What does the new trustee tax rate mean for income earning trusts?
The Government announced the 2023 Budget on 18 May 2023 and there is one key take-home point for trustees of income earning trusts: the trustee tax rate will be increased to a flat rate of 39% from 1 April 2024.
The Government has made this change for the purpose of “improving the integrity of our tax system” and reflects the Labour Government’s desire for change within the New Zealand tax system.
As a result, any income earned and retained by trustees of a trust after 1 April 2024 will be taxed at the rate of 39%. However, if trustees distribute or allocate trust income to an adult beneficiary (being 16 years or older), that income can be taxed at that beneficiary’s personal tax rate.
Exceptions have been provided for deceased estates and disabled beneficiary trusts.
So, what does that mean for trustees of income earning trusts?
Trustees should first and foremost be considering the purpose of the trust and the overall benefits it holds for its beneficiaries. While there are various reasons for holding assets in trust, some key reasons include succession and estate planning, providing controlled financial support for specific people, and family asset protection from potential claims (including those resulting from director liability).
With the increase of the tax rate, trustees should be balancing administration costs and tax obligations with the overall purpose of the trust and the benefits it provides. The increased income tax rate is just another factor for trustees to consider when determining the effectiveness in continuing the trust.
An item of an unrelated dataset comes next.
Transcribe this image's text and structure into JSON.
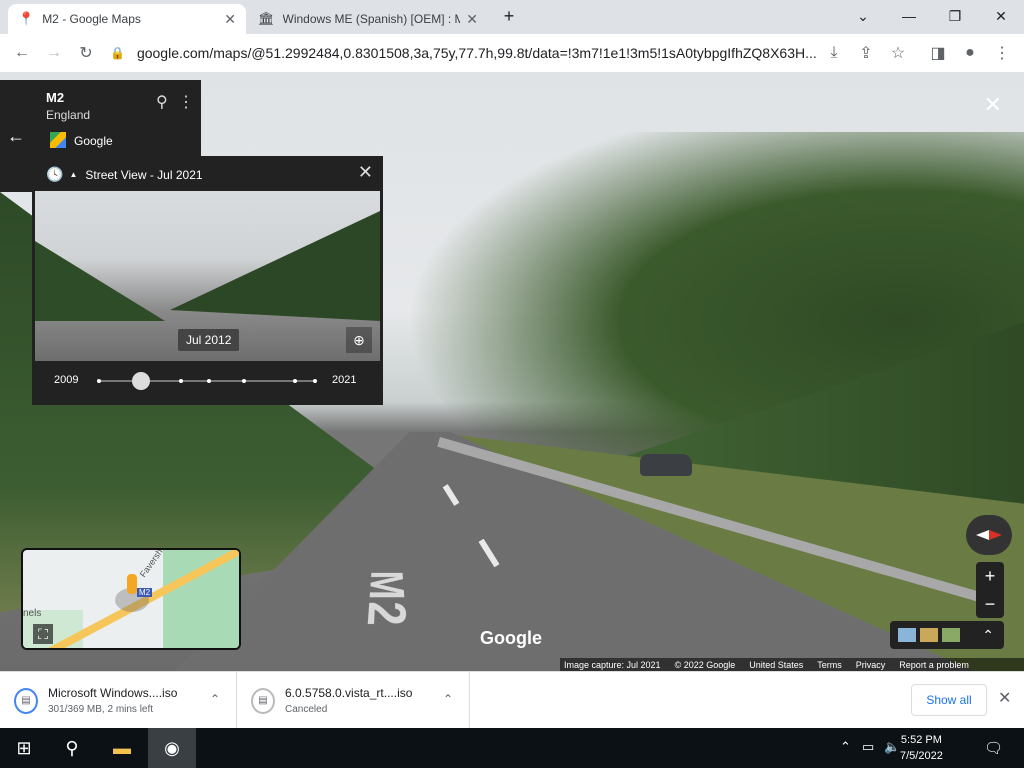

If you are a trustee and want to talk about this tax rate change and how it affects your trust, the SRB Trust and Estates team are here to help. Contact us today if you have any questions.
The above information is of a general nature only. The information in this article does in no way constitute legal advice and all readers should contact a law firm for advice relating to their specific circumstances.